  11. I did three major things: 1. Built and launched the 'Electrocradle' a long-distance rescue craft with xenon engines to rescue Bob from a Kraken-attacked ship out by Duna. However, I barely needed the Xenon as I went most of the way on the dual LV-Ns of the transition stage. I was really pleased at how I managed to use docking methods to get the Cradle close enough to the capsule for Bob to EVA his way the final 9 Km and safely return, landing just across the mountain range from KSC. It wasn't as intricately ambitious as creating a fuel-tower rover to refuel a stranded Mun lander, but dang, it was satisfying to do! 2. My probe reached Jool and was captured pretty much in a polar orbit. After lots of burns to get my orbit more equatorial, discovered I'd managed to make the orbit direction in reverse of the moons. I've now done high-velocity swings past Tylo (9000 m periapsis), Laythe, and Vall, and I'm wishing I'd waited to have a gravioli detector. 3. Designed & launched the Deep Space Command Module, which is a sort of proxy for the lab that we'll be getting in .23. It's built with three Clamp-o-tron Sr, and 2 regular, arranged so that the module can be used either as a space station or, with the appropriate modules, a long-range vessel with room for 5. I think I'll leave this one around Kerbin as a refueling stop, and launch another for a leisurely grand tour attempt. Haven't finished my tech tree completely, but I've only got about 4 nodes to go. PROGRESS!

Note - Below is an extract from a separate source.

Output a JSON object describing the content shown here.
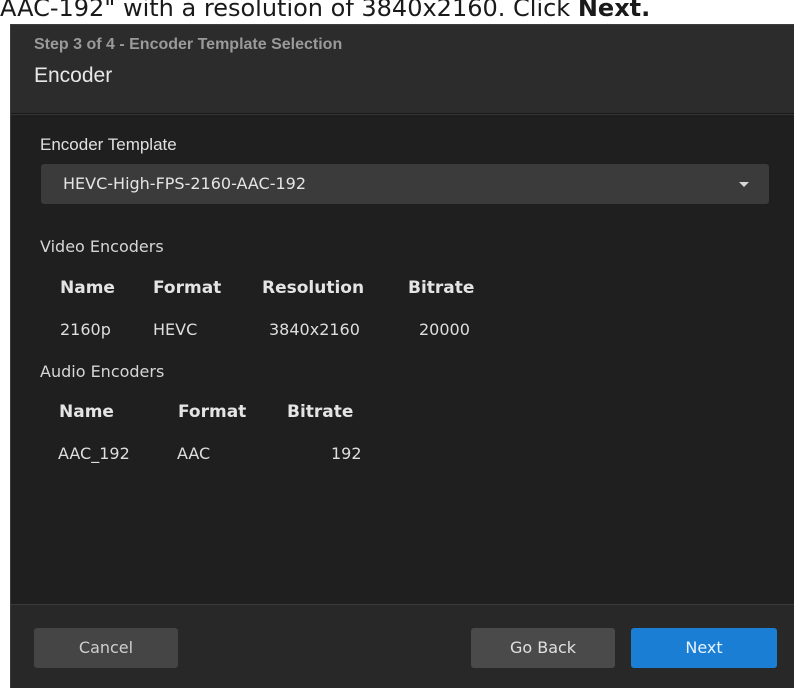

  12. Nice design, from what I can see! However, 2307.1 is your orbital speed, not your surface speed. As you're heading due east, the speed of the planet rotating away under you makes your orbital speed significantly higher than your surface speed. Getting the flight data with F3 is vital, and it can help to fly towards the poles.
  13. When designing planes, you can try putting all your fuel tanks in the same plane (all in a row), so no matter which one drains first, the CoM doesn't move. It can be a bit awkward to look at, but hard to argue with the results.
  14. Ion engines... I suppose that would work. I was sorta-kinda toying with the idea of sending a new mission to duna and picking Bob up on the way, but that really would require a ton more effort and waiting. Heh. Thanks!